<<<<

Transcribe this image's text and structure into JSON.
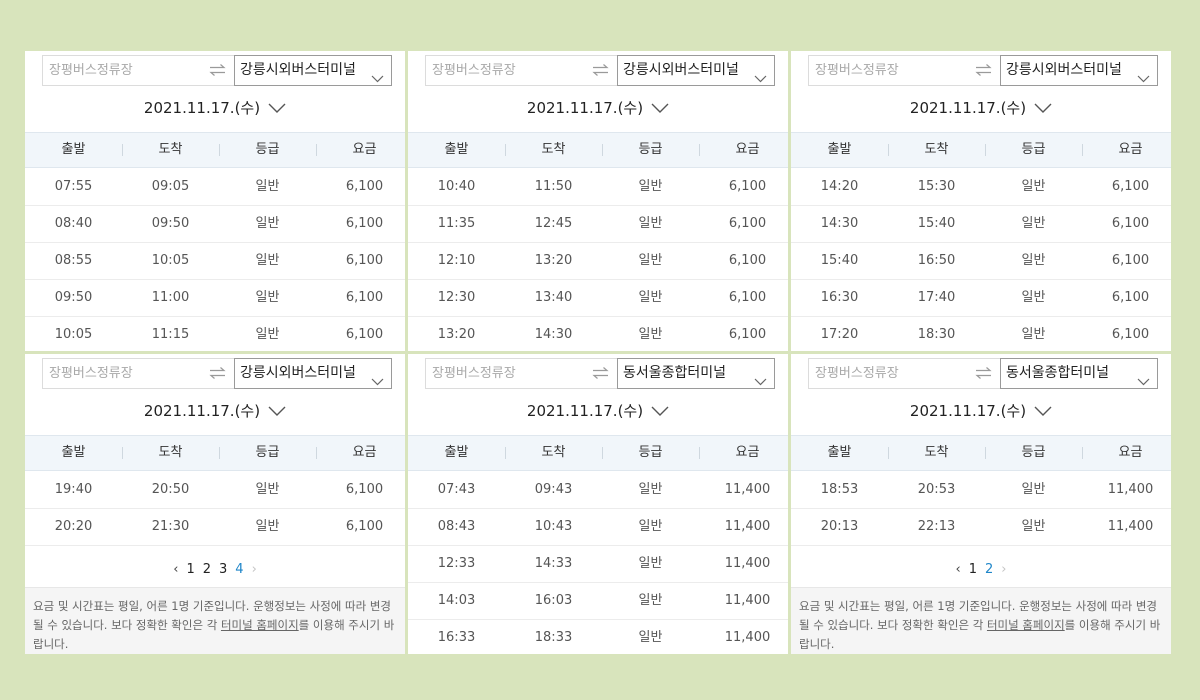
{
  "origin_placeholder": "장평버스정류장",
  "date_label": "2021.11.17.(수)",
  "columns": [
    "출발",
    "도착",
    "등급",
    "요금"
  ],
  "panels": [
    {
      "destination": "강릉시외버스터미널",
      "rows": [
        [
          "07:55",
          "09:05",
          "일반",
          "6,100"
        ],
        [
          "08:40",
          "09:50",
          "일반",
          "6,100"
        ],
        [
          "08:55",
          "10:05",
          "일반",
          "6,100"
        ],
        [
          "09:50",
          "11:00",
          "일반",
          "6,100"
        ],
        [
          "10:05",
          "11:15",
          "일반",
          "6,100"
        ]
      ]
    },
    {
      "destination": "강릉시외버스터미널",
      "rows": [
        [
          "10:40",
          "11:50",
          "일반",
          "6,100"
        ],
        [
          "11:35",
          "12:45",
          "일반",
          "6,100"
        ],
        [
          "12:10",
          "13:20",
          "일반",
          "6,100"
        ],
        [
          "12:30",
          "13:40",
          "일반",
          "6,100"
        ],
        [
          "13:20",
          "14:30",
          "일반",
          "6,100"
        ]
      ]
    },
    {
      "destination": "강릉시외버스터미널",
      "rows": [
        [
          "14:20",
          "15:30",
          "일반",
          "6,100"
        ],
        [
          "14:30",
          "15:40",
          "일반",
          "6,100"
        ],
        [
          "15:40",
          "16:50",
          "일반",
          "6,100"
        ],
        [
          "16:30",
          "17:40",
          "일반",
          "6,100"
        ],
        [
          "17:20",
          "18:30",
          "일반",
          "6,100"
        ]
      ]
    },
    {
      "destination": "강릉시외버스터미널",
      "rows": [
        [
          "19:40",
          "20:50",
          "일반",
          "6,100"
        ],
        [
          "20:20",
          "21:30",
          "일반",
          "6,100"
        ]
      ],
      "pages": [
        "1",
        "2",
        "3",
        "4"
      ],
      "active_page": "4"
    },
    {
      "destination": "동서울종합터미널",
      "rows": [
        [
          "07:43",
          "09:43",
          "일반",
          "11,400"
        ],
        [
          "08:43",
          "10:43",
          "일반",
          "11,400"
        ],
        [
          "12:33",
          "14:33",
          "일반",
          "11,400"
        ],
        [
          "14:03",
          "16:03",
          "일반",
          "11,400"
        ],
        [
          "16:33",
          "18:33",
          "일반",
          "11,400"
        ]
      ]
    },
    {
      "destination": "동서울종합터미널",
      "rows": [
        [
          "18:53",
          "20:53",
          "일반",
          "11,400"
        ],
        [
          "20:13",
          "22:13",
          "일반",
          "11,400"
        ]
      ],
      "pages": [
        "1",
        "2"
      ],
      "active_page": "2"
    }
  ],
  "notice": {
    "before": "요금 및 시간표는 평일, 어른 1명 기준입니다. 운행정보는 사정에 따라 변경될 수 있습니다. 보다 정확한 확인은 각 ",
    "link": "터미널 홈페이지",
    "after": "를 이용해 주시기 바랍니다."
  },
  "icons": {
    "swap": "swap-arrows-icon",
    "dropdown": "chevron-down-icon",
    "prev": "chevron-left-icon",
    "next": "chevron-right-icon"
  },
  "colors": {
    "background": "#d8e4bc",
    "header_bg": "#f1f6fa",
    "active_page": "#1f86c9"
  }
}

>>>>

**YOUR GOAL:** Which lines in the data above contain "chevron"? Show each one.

**RESPONSE:**
    "dropdown": "chevron-down-icon",
    "prev": "chevron-left-icon",
    "next": "chevron-right-icon"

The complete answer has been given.